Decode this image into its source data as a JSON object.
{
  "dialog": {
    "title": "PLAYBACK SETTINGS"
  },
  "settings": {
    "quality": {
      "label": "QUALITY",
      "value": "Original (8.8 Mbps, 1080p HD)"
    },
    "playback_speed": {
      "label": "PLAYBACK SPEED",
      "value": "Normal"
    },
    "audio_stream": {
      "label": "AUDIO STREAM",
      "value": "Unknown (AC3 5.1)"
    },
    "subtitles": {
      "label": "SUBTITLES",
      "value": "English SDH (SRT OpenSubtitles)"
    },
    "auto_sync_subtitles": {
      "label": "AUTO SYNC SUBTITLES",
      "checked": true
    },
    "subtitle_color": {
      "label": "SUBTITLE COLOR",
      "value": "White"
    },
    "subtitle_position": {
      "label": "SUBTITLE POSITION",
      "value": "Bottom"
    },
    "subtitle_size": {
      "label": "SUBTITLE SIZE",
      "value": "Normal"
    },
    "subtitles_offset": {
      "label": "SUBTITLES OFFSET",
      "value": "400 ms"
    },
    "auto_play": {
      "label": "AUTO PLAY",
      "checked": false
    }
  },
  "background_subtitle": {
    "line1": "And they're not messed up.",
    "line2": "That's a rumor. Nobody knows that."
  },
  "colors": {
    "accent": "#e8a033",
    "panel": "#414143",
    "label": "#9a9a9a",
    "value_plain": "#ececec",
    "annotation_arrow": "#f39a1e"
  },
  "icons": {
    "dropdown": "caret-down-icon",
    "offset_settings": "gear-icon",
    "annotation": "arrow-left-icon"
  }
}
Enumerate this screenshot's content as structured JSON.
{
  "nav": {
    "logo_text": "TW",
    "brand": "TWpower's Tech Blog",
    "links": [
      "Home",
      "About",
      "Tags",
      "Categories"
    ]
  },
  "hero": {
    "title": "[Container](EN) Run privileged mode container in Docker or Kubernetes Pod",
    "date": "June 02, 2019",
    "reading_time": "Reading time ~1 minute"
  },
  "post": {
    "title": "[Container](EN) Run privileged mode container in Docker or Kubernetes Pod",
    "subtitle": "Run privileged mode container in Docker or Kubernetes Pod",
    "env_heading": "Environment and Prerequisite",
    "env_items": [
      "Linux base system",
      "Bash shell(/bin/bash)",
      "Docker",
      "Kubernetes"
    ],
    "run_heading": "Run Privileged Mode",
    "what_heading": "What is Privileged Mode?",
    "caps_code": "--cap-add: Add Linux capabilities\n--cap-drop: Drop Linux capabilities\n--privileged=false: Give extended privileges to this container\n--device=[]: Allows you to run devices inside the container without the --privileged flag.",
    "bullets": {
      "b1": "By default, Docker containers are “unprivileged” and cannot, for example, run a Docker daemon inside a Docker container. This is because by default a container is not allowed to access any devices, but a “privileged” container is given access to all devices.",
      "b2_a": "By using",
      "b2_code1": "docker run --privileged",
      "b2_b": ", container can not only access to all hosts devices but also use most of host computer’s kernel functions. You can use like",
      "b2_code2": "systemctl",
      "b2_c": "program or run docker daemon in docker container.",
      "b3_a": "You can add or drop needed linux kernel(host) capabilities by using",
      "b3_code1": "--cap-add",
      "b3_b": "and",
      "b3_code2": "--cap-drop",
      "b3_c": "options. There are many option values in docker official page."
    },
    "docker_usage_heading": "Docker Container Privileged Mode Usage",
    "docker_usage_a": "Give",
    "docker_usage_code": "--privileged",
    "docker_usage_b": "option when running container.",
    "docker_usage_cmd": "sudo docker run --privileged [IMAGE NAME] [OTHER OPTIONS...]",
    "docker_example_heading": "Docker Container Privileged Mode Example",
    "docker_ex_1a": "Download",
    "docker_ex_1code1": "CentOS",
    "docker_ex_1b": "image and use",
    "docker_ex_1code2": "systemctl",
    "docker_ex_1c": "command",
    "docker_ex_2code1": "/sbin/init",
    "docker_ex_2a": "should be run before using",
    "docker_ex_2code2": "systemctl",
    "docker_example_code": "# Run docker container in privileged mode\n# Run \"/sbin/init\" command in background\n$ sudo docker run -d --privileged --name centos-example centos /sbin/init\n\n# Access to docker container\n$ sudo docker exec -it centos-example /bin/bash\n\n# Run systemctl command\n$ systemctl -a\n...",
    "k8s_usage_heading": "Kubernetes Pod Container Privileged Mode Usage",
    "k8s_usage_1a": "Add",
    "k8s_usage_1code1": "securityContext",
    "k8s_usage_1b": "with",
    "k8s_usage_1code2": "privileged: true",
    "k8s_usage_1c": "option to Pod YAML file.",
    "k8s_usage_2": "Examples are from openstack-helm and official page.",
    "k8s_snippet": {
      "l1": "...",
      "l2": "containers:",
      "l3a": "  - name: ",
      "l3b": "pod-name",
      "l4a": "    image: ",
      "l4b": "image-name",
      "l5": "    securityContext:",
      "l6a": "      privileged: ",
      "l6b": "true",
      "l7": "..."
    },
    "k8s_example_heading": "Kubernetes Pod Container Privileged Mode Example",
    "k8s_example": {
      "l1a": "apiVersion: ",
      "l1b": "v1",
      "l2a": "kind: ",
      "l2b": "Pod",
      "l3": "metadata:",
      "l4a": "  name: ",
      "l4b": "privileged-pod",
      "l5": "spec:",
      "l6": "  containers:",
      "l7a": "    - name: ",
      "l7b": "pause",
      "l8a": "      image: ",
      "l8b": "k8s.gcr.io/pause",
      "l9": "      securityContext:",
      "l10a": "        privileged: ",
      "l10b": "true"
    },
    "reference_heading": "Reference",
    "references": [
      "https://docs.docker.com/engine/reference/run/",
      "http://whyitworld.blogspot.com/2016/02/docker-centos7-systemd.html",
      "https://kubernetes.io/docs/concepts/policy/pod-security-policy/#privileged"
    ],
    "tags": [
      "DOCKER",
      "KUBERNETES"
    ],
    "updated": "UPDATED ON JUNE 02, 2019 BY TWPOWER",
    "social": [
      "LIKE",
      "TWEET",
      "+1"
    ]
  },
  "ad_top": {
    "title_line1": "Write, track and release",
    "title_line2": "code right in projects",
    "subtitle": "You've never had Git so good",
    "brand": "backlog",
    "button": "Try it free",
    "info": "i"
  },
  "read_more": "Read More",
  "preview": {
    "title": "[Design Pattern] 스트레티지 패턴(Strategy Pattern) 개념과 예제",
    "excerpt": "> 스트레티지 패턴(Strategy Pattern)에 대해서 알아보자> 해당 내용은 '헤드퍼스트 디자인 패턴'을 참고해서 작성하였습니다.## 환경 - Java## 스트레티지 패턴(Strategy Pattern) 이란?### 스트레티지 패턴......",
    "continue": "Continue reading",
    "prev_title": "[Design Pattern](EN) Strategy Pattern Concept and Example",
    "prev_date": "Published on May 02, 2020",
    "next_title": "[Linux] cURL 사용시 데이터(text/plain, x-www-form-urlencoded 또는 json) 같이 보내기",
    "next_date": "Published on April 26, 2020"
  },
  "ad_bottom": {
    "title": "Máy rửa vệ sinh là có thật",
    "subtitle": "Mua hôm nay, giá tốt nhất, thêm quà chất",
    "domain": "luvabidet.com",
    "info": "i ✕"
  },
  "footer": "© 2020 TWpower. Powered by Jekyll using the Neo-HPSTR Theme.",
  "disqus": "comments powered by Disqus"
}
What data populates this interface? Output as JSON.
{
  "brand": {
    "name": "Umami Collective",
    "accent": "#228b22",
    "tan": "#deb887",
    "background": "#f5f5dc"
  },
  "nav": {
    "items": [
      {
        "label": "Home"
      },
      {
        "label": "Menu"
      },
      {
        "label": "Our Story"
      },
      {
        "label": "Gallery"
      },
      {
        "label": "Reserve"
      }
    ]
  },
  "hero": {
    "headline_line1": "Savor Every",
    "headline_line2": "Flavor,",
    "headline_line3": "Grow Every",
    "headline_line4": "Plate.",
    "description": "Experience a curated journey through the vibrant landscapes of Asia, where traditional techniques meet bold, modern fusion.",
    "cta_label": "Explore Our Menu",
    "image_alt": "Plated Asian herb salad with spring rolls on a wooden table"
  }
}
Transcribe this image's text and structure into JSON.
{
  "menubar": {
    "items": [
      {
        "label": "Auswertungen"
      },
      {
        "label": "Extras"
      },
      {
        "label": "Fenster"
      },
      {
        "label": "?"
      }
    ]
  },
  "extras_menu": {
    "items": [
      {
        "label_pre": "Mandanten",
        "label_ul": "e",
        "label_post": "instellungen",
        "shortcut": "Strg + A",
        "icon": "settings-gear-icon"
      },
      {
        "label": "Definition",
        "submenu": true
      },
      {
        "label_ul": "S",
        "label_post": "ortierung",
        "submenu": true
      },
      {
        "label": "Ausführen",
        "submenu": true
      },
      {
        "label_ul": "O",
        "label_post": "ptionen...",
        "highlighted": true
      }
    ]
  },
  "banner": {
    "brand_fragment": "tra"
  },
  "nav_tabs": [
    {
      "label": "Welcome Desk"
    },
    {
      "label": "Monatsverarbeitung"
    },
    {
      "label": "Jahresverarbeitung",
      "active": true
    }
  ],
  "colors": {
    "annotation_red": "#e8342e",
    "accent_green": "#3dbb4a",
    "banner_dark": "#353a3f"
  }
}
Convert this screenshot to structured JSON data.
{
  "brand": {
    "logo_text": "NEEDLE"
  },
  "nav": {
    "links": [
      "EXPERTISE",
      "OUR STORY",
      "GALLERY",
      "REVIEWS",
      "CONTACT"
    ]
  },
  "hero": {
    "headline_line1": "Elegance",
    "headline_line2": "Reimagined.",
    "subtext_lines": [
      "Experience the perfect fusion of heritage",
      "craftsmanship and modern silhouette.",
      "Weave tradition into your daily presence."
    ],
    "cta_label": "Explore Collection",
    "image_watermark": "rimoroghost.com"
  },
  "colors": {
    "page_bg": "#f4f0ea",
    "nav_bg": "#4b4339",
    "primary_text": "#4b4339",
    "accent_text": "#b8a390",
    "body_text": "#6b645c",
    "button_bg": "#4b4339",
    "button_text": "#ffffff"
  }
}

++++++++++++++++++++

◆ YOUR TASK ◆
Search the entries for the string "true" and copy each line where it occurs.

◆ SOLUTION ◆
      "checked": true
    "k8s_usage_1code2": "privileged: true",
      "l6b": "true",
      "l10b": "true"
        "submenu": true
        "submenu": true
        "submenu": true
        "highlighted": true
      "active": true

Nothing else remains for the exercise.